The DILG case is an “implicit” acknowledgment that the government can’t determine probable cause, Bagares pointed out. Even then, the Ombudsman, being quasi-judicial, determines probable cause, not the president.

What makes executive determination of probable cause prone to political misuse is the “lower evidentiary threshold” of cases such as those prepared by the DILG, Bagares said. In these cases, the government only needs to come up with “substantive evidence,” which can be anything that the government can produce — such as unverified “intelligence reports” — regardless of whether this will stand in a court of law.

Te likens the “narco list” to the military’s “order of battle,” a list of its enemy targets that it comes up on its own. “It’s the same thing with tokhang — executive determination of probable cause but not for filing of cases,” Te said, adding: “It’s Marcos all over again.”

Publicizing the names of those in the list without first filing criminal cases —  in which case the proper determination of probable cause would kick in — suggests that the motive behind the “narco list” is politics, not criminal prosecution. Te, La Viña, and Bagares agreed.
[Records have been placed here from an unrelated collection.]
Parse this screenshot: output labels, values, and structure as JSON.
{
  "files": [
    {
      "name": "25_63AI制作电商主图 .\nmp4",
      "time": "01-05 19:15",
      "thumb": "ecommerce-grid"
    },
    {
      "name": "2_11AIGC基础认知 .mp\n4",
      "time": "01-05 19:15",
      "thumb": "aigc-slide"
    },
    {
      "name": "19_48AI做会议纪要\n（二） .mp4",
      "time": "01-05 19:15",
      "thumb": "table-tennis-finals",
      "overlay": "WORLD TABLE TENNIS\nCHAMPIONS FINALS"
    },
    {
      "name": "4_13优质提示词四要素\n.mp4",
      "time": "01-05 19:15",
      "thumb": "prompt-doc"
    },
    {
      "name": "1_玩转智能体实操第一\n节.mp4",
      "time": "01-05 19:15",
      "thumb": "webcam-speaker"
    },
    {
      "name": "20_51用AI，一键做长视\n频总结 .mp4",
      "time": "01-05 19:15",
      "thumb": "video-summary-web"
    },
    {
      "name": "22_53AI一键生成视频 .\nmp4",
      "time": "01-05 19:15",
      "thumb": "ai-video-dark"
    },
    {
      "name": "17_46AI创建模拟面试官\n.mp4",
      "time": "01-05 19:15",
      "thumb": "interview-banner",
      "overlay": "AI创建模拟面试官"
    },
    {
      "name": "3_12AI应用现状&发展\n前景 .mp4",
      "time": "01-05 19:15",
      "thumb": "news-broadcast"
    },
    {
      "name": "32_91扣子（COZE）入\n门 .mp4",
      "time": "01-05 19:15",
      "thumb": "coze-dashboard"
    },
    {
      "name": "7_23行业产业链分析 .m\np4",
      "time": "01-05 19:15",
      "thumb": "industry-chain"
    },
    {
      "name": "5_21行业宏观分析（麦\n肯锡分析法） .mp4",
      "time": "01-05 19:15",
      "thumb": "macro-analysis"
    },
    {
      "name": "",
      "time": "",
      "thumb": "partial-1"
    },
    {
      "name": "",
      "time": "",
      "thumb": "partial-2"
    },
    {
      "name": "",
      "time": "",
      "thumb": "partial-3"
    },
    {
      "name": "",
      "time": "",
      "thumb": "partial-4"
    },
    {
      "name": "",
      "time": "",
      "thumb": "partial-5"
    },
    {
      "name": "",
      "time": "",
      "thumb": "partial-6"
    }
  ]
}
It remains to be seen whether the government will file criminal cases against those in the list. For now, the politicization of probable cause seems to serve Duterte’s purpose. (Laguna Now)